Property prices have increased ever so slightly in Lymington over the last 12 months, buyers will now have to fork out an extra £5,650 for properties in this area.

Coventry Street

Petersfield: £540,830

House prices have risen by around 3 per cent in the last year, homeowners will have added around £18,294 to their properties with the increase.


Hook: £570,704

The village is bounded on the east side by the picturesque valley of the River Whitewater, it is a great location for those who want to own a rural property close to local amenities.


Hampshire Chronicle: WinchesterWinchester

Regent Street

Winchester: £572,285

The historic city of Winchester used to be the former capital of England and it is easy to see why house prices are high here. A whopping 411 properties have been sold across they city in the last 12 months, with house prices increase 8 per cent.

Oxford Street   

Alresford: £645,723

The colour-washed Georgian houses you see in Alresford today rose from the ashes of great fires in the 17th Century but many retain their original 13th century cellars.          

Bond Street

Lyndhurst: £702,232       

Known as the capital of The New Forest, it evident why this quaint village is comparable to one of London’s popular streets.

Dark blues

Hampshire Chronicle: StockbridgeStockbridge

Park Lane

Stockbridge: £726,995   

Lying in the heart of Test Valley, picturesque Stockbridge is comparable to Park Lane.

House prices have risen by 6 per cent here in the last 12 months with 53 properties being sold in the area.


Brockenhurst: £927,614

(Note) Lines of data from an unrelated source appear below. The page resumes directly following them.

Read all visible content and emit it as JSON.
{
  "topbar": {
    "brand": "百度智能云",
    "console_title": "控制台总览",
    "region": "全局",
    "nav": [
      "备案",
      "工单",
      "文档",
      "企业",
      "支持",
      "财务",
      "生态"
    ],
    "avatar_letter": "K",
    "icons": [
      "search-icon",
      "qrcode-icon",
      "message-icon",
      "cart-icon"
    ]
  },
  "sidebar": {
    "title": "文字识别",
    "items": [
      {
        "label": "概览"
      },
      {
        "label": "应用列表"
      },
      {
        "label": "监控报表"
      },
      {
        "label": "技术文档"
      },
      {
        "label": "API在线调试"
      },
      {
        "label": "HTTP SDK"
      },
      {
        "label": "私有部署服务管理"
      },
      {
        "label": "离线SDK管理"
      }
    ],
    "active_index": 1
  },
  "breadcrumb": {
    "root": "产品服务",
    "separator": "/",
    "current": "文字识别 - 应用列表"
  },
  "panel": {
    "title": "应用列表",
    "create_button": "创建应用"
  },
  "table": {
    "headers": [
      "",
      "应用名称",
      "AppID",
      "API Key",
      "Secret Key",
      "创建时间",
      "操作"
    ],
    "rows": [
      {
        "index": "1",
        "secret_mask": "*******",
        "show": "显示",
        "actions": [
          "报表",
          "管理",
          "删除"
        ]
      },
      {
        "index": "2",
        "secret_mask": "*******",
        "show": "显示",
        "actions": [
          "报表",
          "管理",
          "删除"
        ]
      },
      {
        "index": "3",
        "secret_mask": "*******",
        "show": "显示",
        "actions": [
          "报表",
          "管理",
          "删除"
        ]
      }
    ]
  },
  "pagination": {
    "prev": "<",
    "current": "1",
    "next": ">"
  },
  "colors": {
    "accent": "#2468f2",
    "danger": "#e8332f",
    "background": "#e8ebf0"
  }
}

It comes as no surprise that Brockenhurst would take up the iconic Mayfair space on the board as it is home to the county’s most expensive street, Dock Lane where properties sell for an average of £3,670,466.